**How to complete this task:** Return each line of the entries that mentions the word "palle".
[Start of Attachment]
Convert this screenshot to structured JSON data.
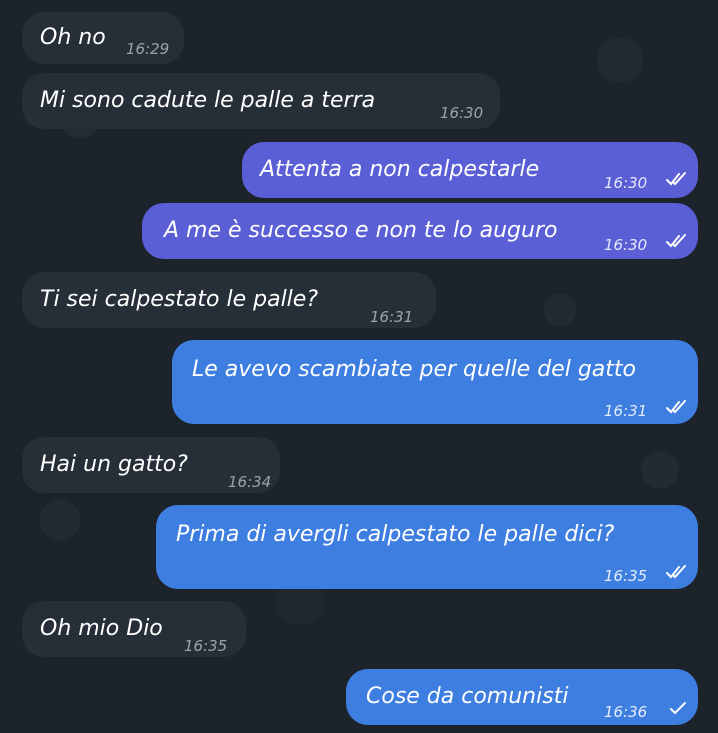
{
  "messages": [
    {
      "dir": "in",
      "text": "Oh no",
      "time": "16:29"
    },
    {
      "dir": "in",
      "text": "Mi sono cadute le palle a terra",
      "time": "16:30"
    },
    {
      "dir": "out",
      "text": "Attenta a non calpestarle",
      "time": "16:30",
      "status": "read"
    },
    {
      "dir": "out",
      "text": "A me è successo e non te lo auguro",
      "time": "16:30",
      "status": "read"
    },
    {
      "dir": "in",
      "text": "Ti sei calpestato le palle?",
      "time": "16:31"
    },
    {
      "dir": "out",
      "text": "Le avevo scambiate per quelle del gatto",
      "time": "16:31",
      "status": "read"
    },
    {
      "dir": "in",
      "text": "Hai un gatto?",
      "time": "16:34"
    },
    {
      "dir": "out",
      "text": "Prima di avergli calpestato le palle dici?",
      "time": "16:35",
      "status": "read"
    },
    {
      "dir": "in",
      "text": "Oh mio Dio",
      "time": "16:35"
    },
    {
      "dir": "out",
      "text": "Cose da comunisti",
      "time": "16:36",
      "status": "sent"
    }
  ],
  "colors": {
    "background": "#1c232a",
    "incoming_bubble": "#262f38",
    "outgoing_purple": "#5a5fd6",
    "outgoing_blue": "#3d7ee0"
  },
  "icons": {
    "read": "double-check-icon",
    "sent": "single-check-icon"
  }
}
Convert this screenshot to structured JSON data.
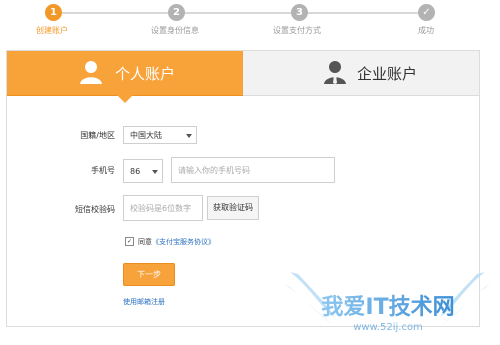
{
  "steps": [
    {
      "number": "1",
      "label": "创建账户"
    },
    {
      "number": "2",
      "label": "设置身份信息"
    },
    {
      "number": "3",
      "label": "设置支付方式"
    },
    {
      "number": "✓",
      "label": "成功"
    }
  ],
  "tabs": {
    "personal": {
      "label": "个人账户"
    },
    "enterprise": {
      "label": "企业账户"
    }
  },
  "form": {
    "region_label": "国籍/地区",
    "region_value": "中国大陆",
    "phone_label": "手机号",
    "phone_code": "86",
    "phone_placeholder": "请输入你的手机号码",
    "sms_label": "短信校验码",
    "sms_placeholder": "校验码是6位数字",
    "get_code_label": "获取验证码",
    "agree_prefix": "同意",
    "agree_link": "《支付宝服务协议》",
    "next_label": "下一步",
    "email_link": "使用邮箱注册"
  },
  "watermark": {
    "title": "我爱IT技术网",
    "url": "www.52ij.com"
  },
  "colors": {
    "accent": "#f39826",
    "link": "#2a6fc0"
  }
}
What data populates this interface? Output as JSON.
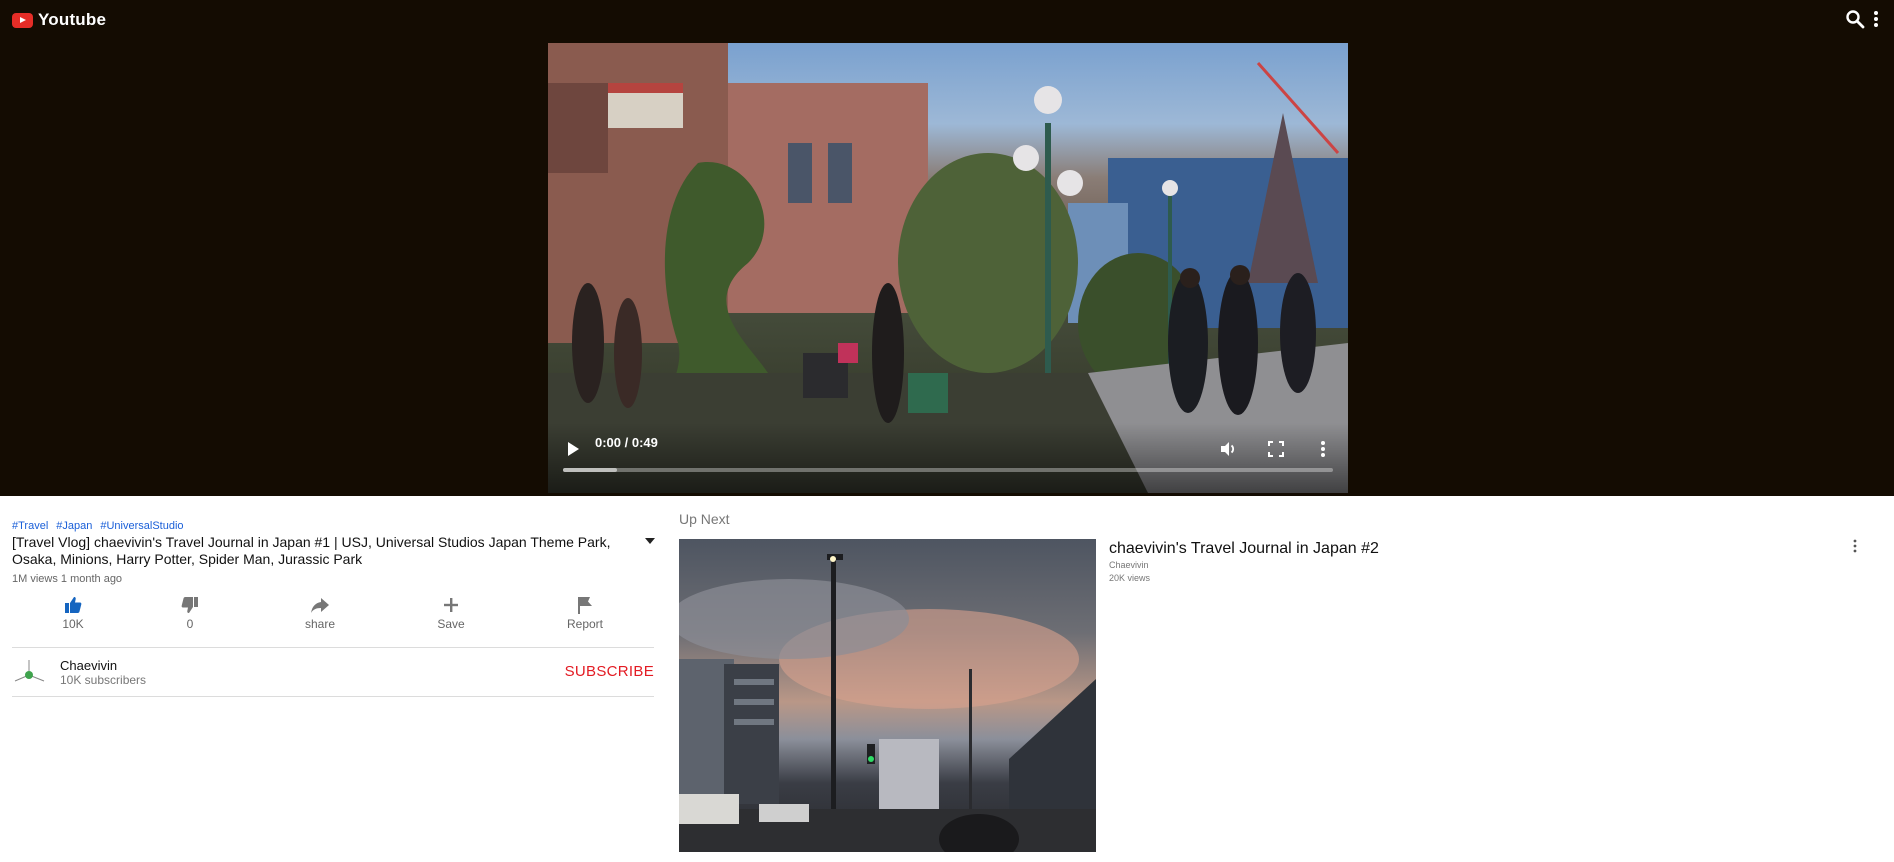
{
  "header": {
    "logo_text": "Youtube",
    "search_icon": "search-icon",
    "more_icon": "more-vert-icon"
  },
  "player": {
    "time_display": "0:00 / 0:49",
    "buffered_fraction": 0.07,
    "controls": [
      "play-icon",
      "volume-icon",
      "fullscreen-icon",
      "more-vert-icon"
    ]
  },
  "video": {
    "tags": [
      "#Travel",
      "#Japan",
      "#UniversalStudio"
    ],
    "title": "[Travel Vlog] chaevivin's Travel Journal in Japan #1 | USJ, Universal Studios Japan Theme Park, Osaka, Minions, Harry Potter, Spider Man, Jurassic Park",
    "meta": "1M views 1 month ago",
    "actions": {
      "like": "10K",
      "dislike": "0",
      "share": "share",
      "save": "Save",
      "report": "Report"
    }
  },
  "channel": {
    "name": "Chaevivin",
    "subscribers": "10K subscribers",
    "subscribe_label": "SUBSCRIBE"
  },
  "up_next": {
    "label": "Up Next",
    "items": [
      {
        "title": "chaevivin's Travel Journal in Japan #2",
        "channel": "Chaevivin",
        "views": "20K views"
      }
    ]
  },
  "colors": {
    "header_bg": "#140c02",
    "accent_red": "#e31b23",
    "link_blue": "#1a5fd8",
    "like_active": "#1565c0"
  }
}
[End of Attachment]
**Response:**
      "text": "Mi sono cadute le palle a terra",
      "text": "Ti sei calpestato le palle?",
      "text": "Prima di avergli calpestato le palle dici?",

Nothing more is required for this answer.